Exercise prompt ▸
Start to finish, print the entries exactly, and carry none of the pictures over.

Source records ▸
^^^^
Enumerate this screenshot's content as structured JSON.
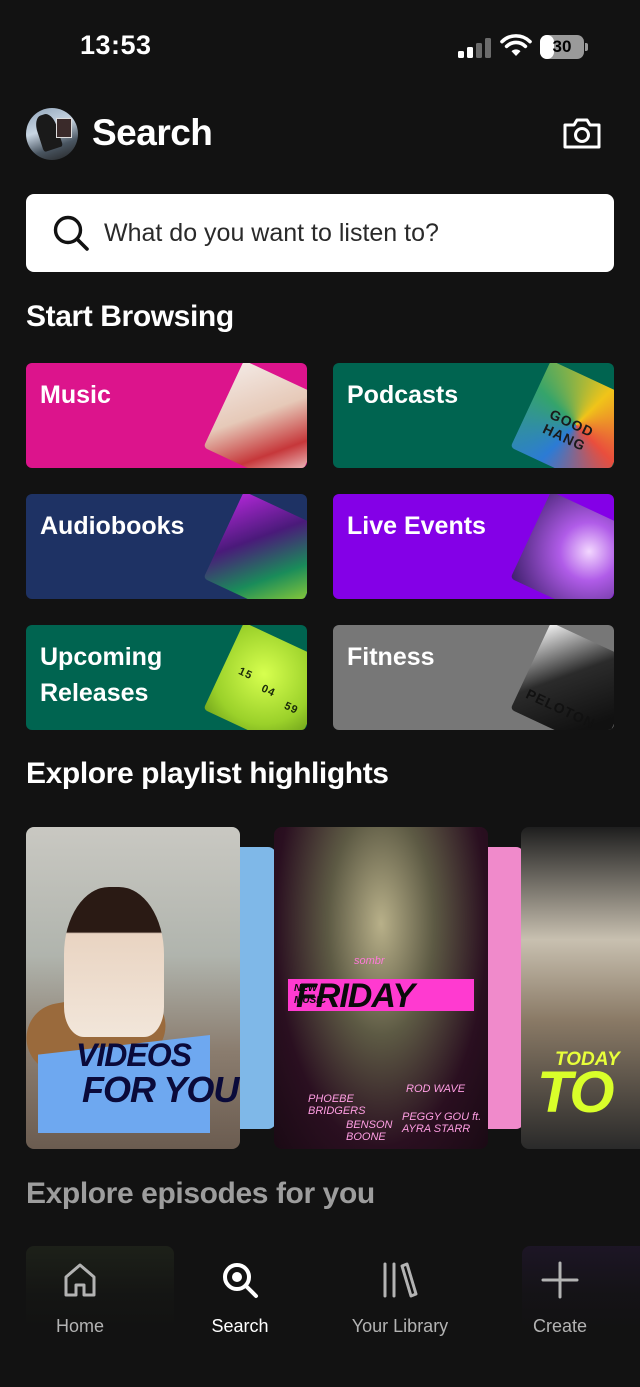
{
  "status_bar": {
    "time": "13:53",
    "battery_percent": "30"
  },
  "header": {
    "title": "Search"
  },
  "search": {
    "placeholder": "What do you want to listen to?"
  },
  "sections": {
    "browse_title": "Start Browsing",
    "playlist_title": "Explore playlist highlights",
    "episodes_title": "Explore episodes for you"
  },
  "categories": [
    {
      "label": "Music",
      "color": "#dc148c"
    },
    {
      "label": "Podcasts",
      "color": "#006450"
    },
    {
      "label": "Audiobooks",
      "color": "#1e3264"
    },
    {
      "label": "Live Events",
      "color": "#8400e7"
    },
    {
      "label": "Upcoming Releases",
      "color": "#006450"
    },
    {
      "label": "Fitness",
      "color": "#777777"
    }
  ],
  "category_art_text": {
    "podcasts": "GOOD HANG",
    "fitness": "PELOTON",
    "upcoming": [
      "15",
      "04",
      "59"
    ]
  },
  "playlists": [
    {
      "line1": "VIDEOS",
      "line2": "FOR YOU"
    },
    {
      "line1": "NEW MUSIC",
      "line2": "FRIDAY",
      "small": "sombr",
      "names": [
        "PHOEBE BRIDGERS",
        "ROD WAVE",
        "BENSON BOONE",
        "PEGGY GOU ft. AYRA STARR"
      ]
    },
    {
      "line1": "TODAY",
      "line2": "TO"
    }
  ],
  "bottom_nav": [
    {
      "label": "Home",
      "icon": "home-icon",
      "active": false
    },
    {
      "label": "Search",
      "icon": "search-icon",
      "active": true
    },
    {
      "label": "Your Library",
      "icon": "library-icon",
      "active": false
    },
    {
      "label": "Create",
      "icon": "plus-icon",
      "active": false
    }
  ],
  "colors": {
    "background": "#121212",
    "active": "#ffffff",
    "inactive": "#b3b3b3"
  }
}
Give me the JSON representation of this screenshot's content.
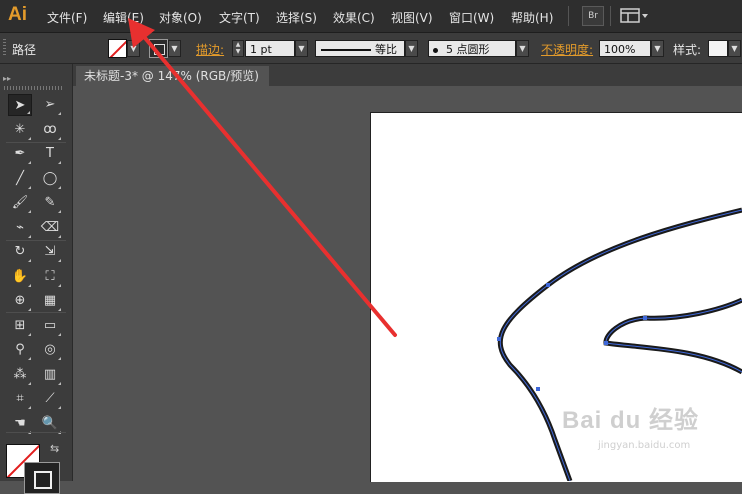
{
  "app": {
    "logo": "Ai",
    "accent_color": "#e39b2b",
    "annotation_color": "#e8302f"
  },
  "menu": {
    "items": [
      "文件(F)",
      "编辑(E)",
      "对象(O)",
      "文字(T)",
      "选择(S)",
      "效果(C)",
      "视图(V)",
      "窗口(W)",
      "帮助(H)"
    ],
    "bridge_button": "Br",
    "workspace_icon": "layout-grid-icon"
  },
  "control_bar": {
    "selection_label": "路径",
    "stroke_label": "描边:",
    "stroke_weight": "1 pt",
    "stroke_profile": "等比",
    "brush": "5 点圆形",
    "opacity_label": "不透明度:",
    "opacity_value": "100%",
    "style_label": "样式:"
  },
  "document_tab": {
    "title": "未标题-3* @ 147% (RGB/预览)"
  },
  "tools": [
    "selection-tool-icon",
    "direct-selection-tool-icon",
    "magic-wand-tool-icon",
    "lasso-tool-icon",
    "pen-tool-icon",
    "type-tool-icon",
    "line-segment-tool-icon",
    "ellipse-tool-icon",
    "paintbrush-tool-icon",
    "pencil-tool-icon",
    "blob-brush-tool-icon",
    "eraser-tool-icon",
    "rotate-tool-icon",
    "scale-tool-icon",
    "warp-tool-icon",
    "free-transform-tool-icon",
    "shape-builder-tool-icon",
    "perspective-grid-tool-icon",
    "mesh-tool-icon",
    "gradient-tool-icon",
    "eyedropper-tool-icon",
    "blend-tool-icon",
    "symbol-sprayer-tool-icon",
    "column-graph-tool-icon",
    "artboard-tool-icon",
    "slice-tool-icon",
    "hand-tool-icon",
    "zoom-tool-icon"
  ],
  "watermark": {
    "text": "Bai du 经验",
    "url_text": "jingyan.baidu.com"
  }
}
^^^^
Answer box ▸
Enumerate this screenshot's content as structured JSON.
{
  "status_bar": {
    "time": "13:53",
    "battery_percent": "30"
  },
  "header": {
    "title": "Search"
  },
  "search": {
    "placeholder": "What do you want to listen to?"
  },
  "sections": {
    "browse_title": "Start Browsing",
    "playlist_title": "Explore playlist highlights",
    "episodes_title": "Explore episodes for you"
  },
  "categories": [
    {
      "label": "Music",
      "color": "#dc148c"
    },
    {
      "label": "Podcasts",
      "color": "#006450"
    },
    {
      "label": "Audiobooks",
      "color": "#1e3264"
    },
    {
      "label": "Live Events",
      "color": "#8400e7"
    },
    {
      "label": "Upcoming Releases",
      "color": "#006450"
    },
    {
      "label": "Fitness",
      "color": "#777777"
    }
  ],
  "category_art_text": {
    "podcasts": "GOOD HANG",
    "fitness": "PELOTON",
    "upcoming": [
      "15",
      "04",
      "59"
    ]
  },
  "playlists": [
    {
      "line1": "VIDEOS",
      "line2": "FOR YOU"
    },
    {
      "line1": "NEW MUSIC",
      "line2": "FRIDAY",
      "small": "sombr",
      "names": [
        "PHOEBE BRIDGERS",
        "ROD WAVE",
        "BENSON BOONE",
        "PEGGY GOU ft. AYRA STARR"
      ]
    },
    {
      "line1": "TODAY",
      "line2": "TO"
    }
  ],
  "bottom_nav": [
    {
      "label": "Home",
      "icon": "home-icon",
      "active": false
    },
    {
      "label": "Search",
      "icon": "search-icon",
      "active": true
    },
    {
      "label": "Your Library",
      "icon": "library-icon",
      "active": false
    },
    {
      "label": "Create",
      "icon": "plus-icon",
      "active": false
    }
  ],
  "colors": {
    "background": "#121212",
    "active": "#ffffff",
    "inactive": "#b3b3b3"
  }
}
Give me the JSON representation of this screenshot's content.
{
  "app": {
    "logo": "Ai",
    "accent_color": "#e39b2b",
    "annotation_color": "#e8302f"
  },
  "menu": {
    "items": [
      "文件(F)",
      "编辑(E)",
      "对象(O)",
      "文字(T)",
      "选择(S)",
      "效果(C)",
      "视图(V)",
      "窗口(W)",
      "帮助(H)"
    ],
    "bridge_button": "Br",
    "workspace_icon": "layout-grid-icon"
  },
  "control_bar": {
    "selection_label": "路径",
    "stroke_label": "描边:",
    "stroke_weight": "1 pt",
    "stroke_profile": "等比",
    "brush": "5 点圆形",
    "opacity_label": "不透明度:",
    "opacity_value": "100%",
    "style_label": "样式:"
  },
  "document_tab": {
    "title": "未标题-3* @ 147% (RGB/预览)"
  },
  "tools": [
    "selection-tool-icon",
    "direct-selection-tool-icon",
    "magic-wand-tool-icon",
    "lasso-tool-icon",
    "pen-tool-icon",
    "type-tool-icon",
    "line-segment-tool-icon",
    "ellipse-tool-icon",
    "paintbrush-tool-icon",
    "pencil-tool-icon",
    "blob-brush-tool-icon",
    "eraser-tool-icon",
    "rotate-tool-icon",
    "scale-tool-icon",
    "warp-tool-icon",
    "free-transform-tool-icon",
    "shape-builder-tool-icon",
    "perspective-grid-tool-icon",
    "mesh-tool-icon",
    "gradient-tool-icon",
    "eyedropper-tool-icon",
    "blend-tool-icon",
    "symbol-sprayer-tool-icon",
    "column-graph-tool-icon",
    "artboard-tool-icon",
    "slice-tool-icon",
    "hand-tool-icon",
    "zoom-tool-icon"
  ],
  "watermark": {
    "text": "Bai du 经验",
    "url_text": "jingyan.baidu.com"
  }
}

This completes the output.